_Exercise description_:
The records below must be copied out completely and exactly.

[Opening Data for this exercise section]

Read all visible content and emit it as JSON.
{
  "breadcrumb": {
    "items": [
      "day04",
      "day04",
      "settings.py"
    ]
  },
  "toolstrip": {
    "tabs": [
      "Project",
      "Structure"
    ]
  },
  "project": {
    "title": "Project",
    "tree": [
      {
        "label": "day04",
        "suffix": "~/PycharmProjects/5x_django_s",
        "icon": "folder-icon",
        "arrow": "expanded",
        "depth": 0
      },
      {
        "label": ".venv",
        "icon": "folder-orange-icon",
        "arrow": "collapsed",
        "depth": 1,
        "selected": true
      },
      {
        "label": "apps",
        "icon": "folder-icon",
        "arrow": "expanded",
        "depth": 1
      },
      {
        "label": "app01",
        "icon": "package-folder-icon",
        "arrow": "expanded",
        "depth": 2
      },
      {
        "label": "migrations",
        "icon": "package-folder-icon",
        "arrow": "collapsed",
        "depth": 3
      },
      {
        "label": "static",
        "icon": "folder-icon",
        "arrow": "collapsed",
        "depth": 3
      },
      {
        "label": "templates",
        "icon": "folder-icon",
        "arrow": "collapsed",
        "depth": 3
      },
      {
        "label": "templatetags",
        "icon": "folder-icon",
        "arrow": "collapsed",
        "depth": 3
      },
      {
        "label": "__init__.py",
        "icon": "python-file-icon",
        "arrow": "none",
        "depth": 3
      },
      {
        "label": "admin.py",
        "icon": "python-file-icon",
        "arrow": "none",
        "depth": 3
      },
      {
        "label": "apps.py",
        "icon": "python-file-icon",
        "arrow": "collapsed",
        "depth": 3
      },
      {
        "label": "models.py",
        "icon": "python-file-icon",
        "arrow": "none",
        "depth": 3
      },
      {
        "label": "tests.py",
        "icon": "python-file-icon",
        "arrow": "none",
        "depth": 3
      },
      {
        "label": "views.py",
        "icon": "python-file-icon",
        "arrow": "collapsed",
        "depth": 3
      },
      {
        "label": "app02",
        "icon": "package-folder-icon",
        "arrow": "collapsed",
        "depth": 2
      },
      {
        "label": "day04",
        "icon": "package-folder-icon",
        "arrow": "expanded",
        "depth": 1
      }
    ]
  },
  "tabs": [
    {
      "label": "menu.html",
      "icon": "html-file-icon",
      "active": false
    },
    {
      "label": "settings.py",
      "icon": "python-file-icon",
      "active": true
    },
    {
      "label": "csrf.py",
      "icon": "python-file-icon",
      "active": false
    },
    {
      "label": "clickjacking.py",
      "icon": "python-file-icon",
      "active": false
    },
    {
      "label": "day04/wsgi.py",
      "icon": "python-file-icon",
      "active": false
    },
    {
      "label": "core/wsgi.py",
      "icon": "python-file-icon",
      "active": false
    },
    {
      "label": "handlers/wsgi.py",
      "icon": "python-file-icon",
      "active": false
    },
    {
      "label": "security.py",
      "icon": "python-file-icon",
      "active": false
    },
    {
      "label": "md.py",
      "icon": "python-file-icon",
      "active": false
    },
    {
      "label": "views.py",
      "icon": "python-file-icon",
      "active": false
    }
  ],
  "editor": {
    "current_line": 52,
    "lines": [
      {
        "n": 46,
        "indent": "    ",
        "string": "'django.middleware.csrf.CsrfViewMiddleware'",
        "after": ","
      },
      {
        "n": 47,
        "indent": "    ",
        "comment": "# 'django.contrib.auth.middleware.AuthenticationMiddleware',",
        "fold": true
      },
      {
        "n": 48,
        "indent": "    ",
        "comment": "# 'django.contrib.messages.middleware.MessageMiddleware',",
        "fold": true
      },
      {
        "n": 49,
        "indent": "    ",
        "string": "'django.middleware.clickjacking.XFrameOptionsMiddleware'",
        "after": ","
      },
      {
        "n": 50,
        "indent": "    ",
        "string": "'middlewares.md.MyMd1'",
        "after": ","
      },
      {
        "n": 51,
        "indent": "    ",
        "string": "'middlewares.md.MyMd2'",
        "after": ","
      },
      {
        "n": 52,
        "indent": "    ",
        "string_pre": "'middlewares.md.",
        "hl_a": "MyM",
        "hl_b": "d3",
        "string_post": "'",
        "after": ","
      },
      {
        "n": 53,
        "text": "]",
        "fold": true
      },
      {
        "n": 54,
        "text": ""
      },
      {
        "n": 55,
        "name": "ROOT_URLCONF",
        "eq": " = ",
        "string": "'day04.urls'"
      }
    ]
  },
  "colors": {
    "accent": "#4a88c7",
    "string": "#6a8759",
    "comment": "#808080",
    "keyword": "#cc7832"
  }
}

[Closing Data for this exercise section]

_Task output_:
Read all visible content and emit it as JSON.
{
  "breadcrumb": {
    "items": [
      "day04",
      "day04",
      "settings.py"
    ]
  },
  "toolstrip": {
    "tabs": [
      "Project",
      "Structure"
    ]
  },
  "project": {
    "title": "Project",
    "tree": [
      {
        "label": "day04",
        "suffix": "~/PycharmProjects/5x_django_s",
        "icon": "folder-icon",
        "arrow": "expanded",
        "depth": 0
      },
      {
        "label": ".venv",
        "icon": "folder-orange-icon",
        "arrow": "collapsed",
        "depth": 1,
        "selected": true
      },
      {
        "label": "apps",
        "icon": "folder-icon",
        "arrow": "expanded",
        "depth": 1
      },
      {
        "label": "app01",
        "icon": "package-folder-icon",
        "arrow": "expanded",
        "depth": 2
      },
      {
        "label": "migrations",
        "icon": "package-folder-icon",
        "arrow": "collapsed",
        "depth": 3
      },
      {
        "label": "static",
        "icon": "folder-icon",
        "arrow": "collapsed",
        "depth": 3
      },
      {
        "label": "templates",
        "icon": "folder-icon",
        "arrow": "collapsed",
        "depth": 3
      },
      {
        "label": "templatetags",
        "icon": "folder-icon",
        "arrow": "collapsed",
        "depth": 3
      },
      {
        "label": "__init__.py",
        "icon": "python-file-icon",
        "arrow": "none",
        "depth": 3
      },
      {
        "label": "admin.py",
        "icon": "python-file-icon",
        "arrow": "none",
        "depth": 3
      },
      {
        "label": "apps.py",
        "icon": "python-file-icon",
        "arrow": "collapsed",
        "depth": 3
      },
      {
        "label": "models.py",
        "icon": "python-file-icon",
        "arrow": "none",
        "depth": 3
      },
      {
        "label": "tests.py",
        "icon": "python-file-icon",
        "arrow": "none",
        "depth": 3
      },
      {
        "label": "views.py",
        "icon": "python-file-icon",
        "arrow": "collapsed",
        "depth": 3
      },
      {
        "label": "app02",
        "icon": "package-folder-icon",
        "arrow": "collapsed",
        "depth": 2
      },
      {
        "label": "day04",
        "icon": "package-folder-icon",
        "arrow": "expanded",
        "depth": 1
      }
    ]
  },
  "tabs": [
    {
      "label": "menu.html",
      "icon": "html-file-icon",
      "active": false
    },
    {
      "label": "settings.py",
      "icon": "python-file-icon",
      "active": true
    },
    {
      "label": "csrf.py",
      "icon": "python-file-icon",
      "active": false
    },
    {
      "label": "clickjacking.py",
      "icon": "python-file-icon",
      "active": false
    },
    {
      "label": "day04/wsgi.py",
      "icon": "python-file-icon",
      "active": false
    },
    {
      "label": "core/wsgi.py",
      "icon": "python-file-icon",
      "active": false
    },
    {
      "label": "handlers/wsgi.py",
      "icon": "python-file-icon",
      "active": false
    },
    {
      "label": "security.py",
      "icon": "python-file-icon",
      "active": false
    },
    {
      "label": "md.py",
      "icon": "python-file-icon",
      "active": false
    },
    {
      "label": "views.py",
      "icon": "python-file-icon",
      "active": false
    }
  ],
  "editor": {
    "current_line": 52,
    "lines": [
      {
        "n": 46,
        "indent": "    ",
        "string": "'django.middleware.csrf.CsrfViewMiddleware'",
        "after": ","
      },
      {
        "n": 47,
        "indent": "    ",
        "comment": "# 'django.contrib.auth.middleware.AuthenticationMiddleware',",
        "fold": true
      },
      {
        "n": 48,
        "indent": "    ",
        "comment": "# 'django.contrib.messages.middleware.MessageMiddleware',",
        "fold": true
      },
      {
        "n": 49,
        "indent": "    ",
        "string": "'django.middleware.clickjacking.XFrameOptionsMiddleware'",
        "after": ","
      },
      {
        "n": 50,
        "indent": "    ",
        "string": "'middlewares.md.MyMd1'",
        "after": ","
      },
      {
        "n": 51,
        "indent": "    ",
        "string": "'middlewares.md.MyMd2'",
        "after": ","
      },
      {
        "n": 52,
        "indent": "    ",
        "string_pre": "'middlewares.md.",
        "hl_a": "MyM",
        "hl_b": "d3",
        "string_post": "'",
        "after": ","
      },
      {
        "n": 53,
        "text": "]",
        "fold": true
      },
      {
        "n": 54,
        "text": ""
      },
      {
        "n": 55,
        "name": "ROOT_URLCONF",
        "eq": " = ",
        "string": "'day04.urls'"
      }
    ]
  },
  "colors": {
    "accent": "#4a88c7",
    "string": "#6a8759",
    "comment": "#808080",
    "keyword": "#cc7832"
  }
}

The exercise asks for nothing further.